Over the past few years, the emergency department treatment of septic patients has dramatically changed. Much of this is due to the implementation of early goal directed therapy which emphasizes aggressive fluid resuscitation, early antibiotic initiation, vasopressors, and transfusion as needed. Another innovation in the treatment of sepsis was the development of Xigris (recombinant human activated protein C or drotrecogin alfa) by Eli Lilly. This medication was approved with much controversy by the FDA in 2001 based on a single phase 3 randomized control study known as the PROWESS study, which showed overall survival benefits at 28 days with Xigris (Phase 3 studies compare the newer treatment or regimen with the pre-existing standard for treatment while phase 1 and 2 trials focus on the safety, kinetics, and dosages of the new treatment). The medication was approved in septic patients with minimum APACHE II scores of 25 or 2 sepsis induced organ dysfunction. There was, however, some controversy regarding the methodology of the study. Because of this, sales of Xigris did not meet expectations despite its approval. As a result Eli Lilly hired a public relations firm to develop a marketing strategy to improve sales.
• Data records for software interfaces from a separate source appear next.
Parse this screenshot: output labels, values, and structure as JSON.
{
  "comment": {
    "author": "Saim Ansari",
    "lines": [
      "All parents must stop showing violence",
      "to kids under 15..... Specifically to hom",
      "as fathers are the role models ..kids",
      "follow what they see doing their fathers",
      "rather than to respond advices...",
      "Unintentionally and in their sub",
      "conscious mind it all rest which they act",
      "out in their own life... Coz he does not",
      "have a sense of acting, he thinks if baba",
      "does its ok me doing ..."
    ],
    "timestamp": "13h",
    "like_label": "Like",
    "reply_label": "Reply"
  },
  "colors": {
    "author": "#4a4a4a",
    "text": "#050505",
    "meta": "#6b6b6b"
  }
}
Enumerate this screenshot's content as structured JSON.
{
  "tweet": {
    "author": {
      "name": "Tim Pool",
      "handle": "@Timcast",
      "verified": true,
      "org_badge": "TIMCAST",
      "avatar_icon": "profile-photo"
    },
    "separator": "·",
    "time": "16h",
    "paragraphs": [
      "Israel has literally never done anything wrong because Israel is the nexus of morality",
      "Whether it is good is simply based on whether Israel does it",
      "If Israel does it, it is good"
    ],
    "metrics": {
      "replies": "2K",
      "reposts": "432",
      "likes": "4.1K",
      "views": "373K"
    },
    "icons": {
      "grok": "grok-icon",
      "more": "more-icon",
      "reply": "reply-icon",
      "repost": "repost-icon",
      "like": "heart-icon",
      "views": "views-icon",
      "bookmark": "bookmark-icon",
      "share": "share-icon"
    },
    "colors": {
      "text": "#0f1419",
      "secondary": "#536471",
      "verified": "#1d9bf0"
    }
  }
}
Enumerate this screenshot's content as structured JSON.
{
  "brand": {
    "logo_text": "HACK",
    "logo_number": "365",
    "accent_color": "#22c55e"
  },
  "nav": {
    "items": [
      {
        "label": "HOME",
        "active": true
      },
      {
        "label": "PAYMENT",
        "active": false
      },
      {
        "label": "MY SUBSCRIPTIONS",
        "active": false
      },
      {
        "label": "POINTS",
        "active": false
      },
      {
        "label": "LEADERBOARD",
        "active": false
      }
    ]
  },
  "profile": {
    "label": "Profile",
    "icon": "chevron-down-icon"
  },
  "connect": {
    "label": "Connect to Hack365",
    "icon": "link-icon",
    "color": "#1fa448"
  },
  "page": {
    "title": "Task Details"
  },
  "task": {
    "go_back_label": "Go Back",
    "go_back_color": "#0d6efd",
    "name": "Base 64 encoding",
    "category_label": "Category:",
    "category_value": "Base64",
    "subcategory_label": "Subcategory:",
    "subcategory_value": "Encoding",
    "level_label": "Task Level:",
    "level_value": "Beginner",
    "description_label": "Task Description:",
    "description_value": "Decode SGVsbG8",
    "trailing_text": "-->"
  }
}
In recent years there has been a drive to put evidence-based intervention into “bundles” which are used to develop a protocol for physicians to follow. While this practice has a measureable effect on patient outcomes, it may have some harmful effects as well. One such effect is that some pharmaceutical companies may use these guidelines to promote their own products. Another effect of bundles is that they make it very easy to develop pay-for-performance packages in which compensation is dependent on compliance with the entire bundle. In the authors’ opinion, Eli Lilly took advantage of such protocols to promote their drug Xigris in the sepsis protocol.
The marketing strategy consisted of “3 prongs” or phases. The first phase involved establishing a Surviving Sepsis Campaign to raise physicians and the medical media’s awareness of sepsis. Second, Eli Lilly heightened the demand for Xigris by spreading the word that it was being rationed because of its high cost and physicians were being forced to decide who would receive it, and in turn, survive. The company provided a $1.8 million grant to establish the Values, Ethics, and Rationing in Critical Care (VERICC) task force to address the ethics behind rationing a potentially life threatening drug such as Xigris. Eli Lilly also helped to fund the international panel of critical experts which gathered to develop the guidelines for management of sepsis which were published in Critical Care Medicine in 2004. Lastly the Surviving Sepsis campaign was established to promote treatment of sepsis. Lilly provided more than 90% of the funding for the first 2 phases of the campaign.
Even though many proponents will argue that despite their funding, Lilly did not influence the establishment of the sepsis guidelines, the fact that these recommendations are largely based on randomized controlled trials, automatically tends to favor newer treatments, such as Xigris, which need such trials for approval. Frequently already established practices such as antibiotics and fluid, are ranked less highly in such guidelines because they lack randomized controlled studies as established standards of care.
Furthermore, the original PROWESS study, also demonstrated an increased risk in bleeding (approximately 3.5% of patients) with Xigris which again manifest in the ADDRESS and RESOLVE studies. In the ENHANCE trial the risk was found to be even greater. These results, however, were not included in the Surviving Sepsis Campaign Guidelines. In fact, the efficacy of rhAPC has not been prospectively shown even though the FDA had asked for further testing when Xigris was approved. While the PROWESS study showed a significant overall survival benefit at 28 days, the FDA only approved it for patients with APACHE scores greater than 25 even though the efficacy of Xigris has not been demonstrated in a prospective trial consisting of these patients.
In their final marketing phase, Eli Lily established the “Implementing the Surviving Sepsis Campaign” program in 2004 in order to create performance bundles based on recommendations from the campaign guidelines. One branch of this bundle included a recommendation of Xigris even though the results of the ADDRESS and RESOLVE studies were not mentioned. These bundles are now being implemented internationally by the Society for Critical Care Medicine with funding from Eli Lilly. It should be mentioned that the Infectious Diseases Society of America has declined to endorse the guidelines.
In conclusion , practice guidelines can be helpful in standardization of practices across diverse international health care settings improving patient outcomes. To minimize bias and ulterior motives, pharmaceutical industry involvement in guideline development must be closely scrutinized.